### [HOW TO COMPLETE THIS TASK]
Determine how many lines in the listing hold "Port" and give only that number.

### [GIVEN RECORDS]
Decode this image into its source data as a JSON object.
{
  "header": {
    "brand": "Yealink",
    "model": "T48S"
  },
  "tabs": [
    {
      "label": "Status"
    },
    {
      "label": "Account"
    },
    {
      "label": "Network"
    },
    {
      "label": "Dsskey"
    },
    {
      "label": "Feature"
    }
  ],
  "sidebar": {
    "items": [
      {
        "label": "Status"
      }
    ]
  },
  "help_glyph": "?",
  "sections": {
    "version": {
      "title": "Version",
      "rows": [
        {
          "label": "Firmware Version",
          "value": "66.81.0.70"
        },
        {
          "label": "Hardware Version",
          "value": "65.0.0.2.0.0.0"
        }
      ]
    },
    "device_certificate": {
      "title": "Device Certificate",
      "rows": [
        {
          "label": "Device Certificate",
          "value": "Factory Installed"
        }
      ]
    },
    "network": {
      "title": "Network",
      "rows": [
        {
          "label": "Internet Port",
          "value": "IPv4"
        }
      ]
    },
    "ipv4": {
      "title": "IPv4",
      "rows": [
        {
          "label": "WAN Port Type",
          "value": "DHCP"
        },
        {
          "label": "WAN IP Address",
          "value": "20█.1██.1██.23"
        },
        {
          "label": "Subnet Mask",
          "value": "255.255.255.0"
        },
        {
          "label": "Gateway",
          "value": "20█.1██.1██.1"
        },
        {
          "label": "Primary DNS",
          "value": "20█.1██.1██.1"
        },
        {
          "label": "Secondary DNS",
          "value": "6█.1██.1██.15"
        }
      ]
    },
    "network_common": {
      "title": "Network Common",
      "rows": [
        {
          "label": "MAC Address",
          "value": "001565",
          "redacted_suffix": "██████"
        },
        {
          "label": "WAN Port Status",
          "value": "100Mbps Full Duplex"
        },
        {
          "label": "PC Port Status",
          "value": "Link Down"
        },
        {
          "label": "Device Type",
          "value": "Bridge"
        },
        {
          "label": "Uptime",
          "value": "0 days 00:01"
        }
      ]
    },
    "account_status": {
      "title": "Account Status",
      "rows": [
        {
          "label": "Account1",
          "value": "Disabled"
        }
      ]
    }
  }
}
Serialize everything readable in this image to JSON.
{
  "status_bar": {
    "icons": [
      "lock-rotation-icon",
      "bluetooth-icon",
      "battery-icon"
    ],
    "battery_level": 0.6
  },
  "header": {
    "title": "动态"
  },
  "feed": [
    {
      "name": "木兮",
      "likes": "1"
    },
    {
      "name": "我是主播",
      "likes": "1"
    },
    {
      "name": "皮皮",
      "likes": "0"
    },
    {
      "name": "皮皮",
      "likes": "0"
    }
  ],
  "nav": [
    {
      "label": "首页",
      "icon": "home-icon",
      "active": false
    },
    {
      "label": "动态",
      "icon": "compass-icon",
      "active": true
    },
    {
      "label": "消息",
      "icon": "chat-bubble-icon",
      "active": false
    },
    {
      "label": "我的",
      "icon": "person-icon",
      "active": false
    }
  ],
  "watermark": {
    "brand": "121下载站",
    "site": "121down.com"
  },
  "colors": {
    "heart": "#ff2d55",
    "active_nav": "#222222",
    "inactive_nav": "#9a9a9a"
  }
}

### [WRITTEN SOLUTION]
4